By SARAH AL-ARSHANI
July 16, 2019
Special to the Chronicle
STORRS — Mildred French was a pioneer for females at the University of Connecticut in the era between the two world wars.
An independent woman who studied at five different institutions of higher education, she earned both undergraduate and graduate degrees at a time when few women even dreamed of higher education.
She advocated for a spacious and well-equipped School of Home Economics on campus, yet she also understood societal expectations for women of her time.
French was the Dean of Home Economics, a field that included teacher training as well as domestic sciences, and Dean of Women between 1928 and 1942.
She once worried that allowing a married female student to live in undergraduate housing might morally corrupt unmarried female students. French also prohibited female students from hitchhiking and public sunbathing. She served the university in an era marked by rapid expansion of the campus and an increased enrollment of women.
French joined UConn, then called Connecticut Agricul-tural College, as the Dean of Home Economics in 1928, when total campus enrollment stood at just more than 500, of which about 160 were female.
By 1942 she became the first full-time Dean of Wo-men, one of only a handful of women on campus in leadership positions.
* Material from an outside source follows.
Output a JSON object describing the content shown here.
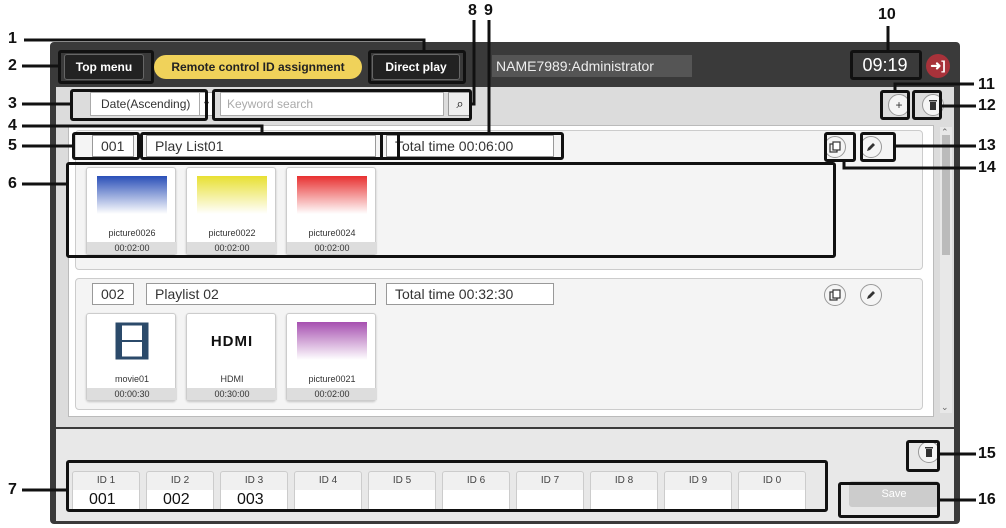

French was born in La Grande, Ore., Dec. 6, 1891. After graduating from high school in Boise, Idaho, she attended Pratt Institute in New York, a school originally intended to open up higher education opportunities for those who otherwise would not have them.
She earned a bachelor’s degree from the University of Idaho in 1919 and a master’s degree from Columbia University in 1925.
French worked as an instructor at four universities before coming to Storrs.
While the study of home economics today is thought of as focusing on cooking and sewing, at that time it encompassed teacher training and also educated women in areas such as sanitation and health.
Women studying home economics often were a part of the era’s progressive movement, which sought solutions to problems such as substandard housing, urban overcrowding, poverty and poor public health.
French had frequent correspondence about female student behavior with Charles McCracken, university president from 1930 to 1935.
After her retirement from UConn, French spent a year in Cairo, Egypt, where she consulted on home economics under the auspices of the Ford Foundation and worked at the University of Cairo’s American College for Girls.
She spent her final years in the Pacific Northwest and died at a Spokane, Wash., nursing home on June 2, 1980.
Editor’s note: The writer is a University of Connecticut journalism student.
Top photo: Mildred French, shown here from the 1938 Nutmeg Yearbook, taught the freshmen orientation classes in the 1930s. She became Dean of Women at UConn. (Photo courtesy of UConn Today)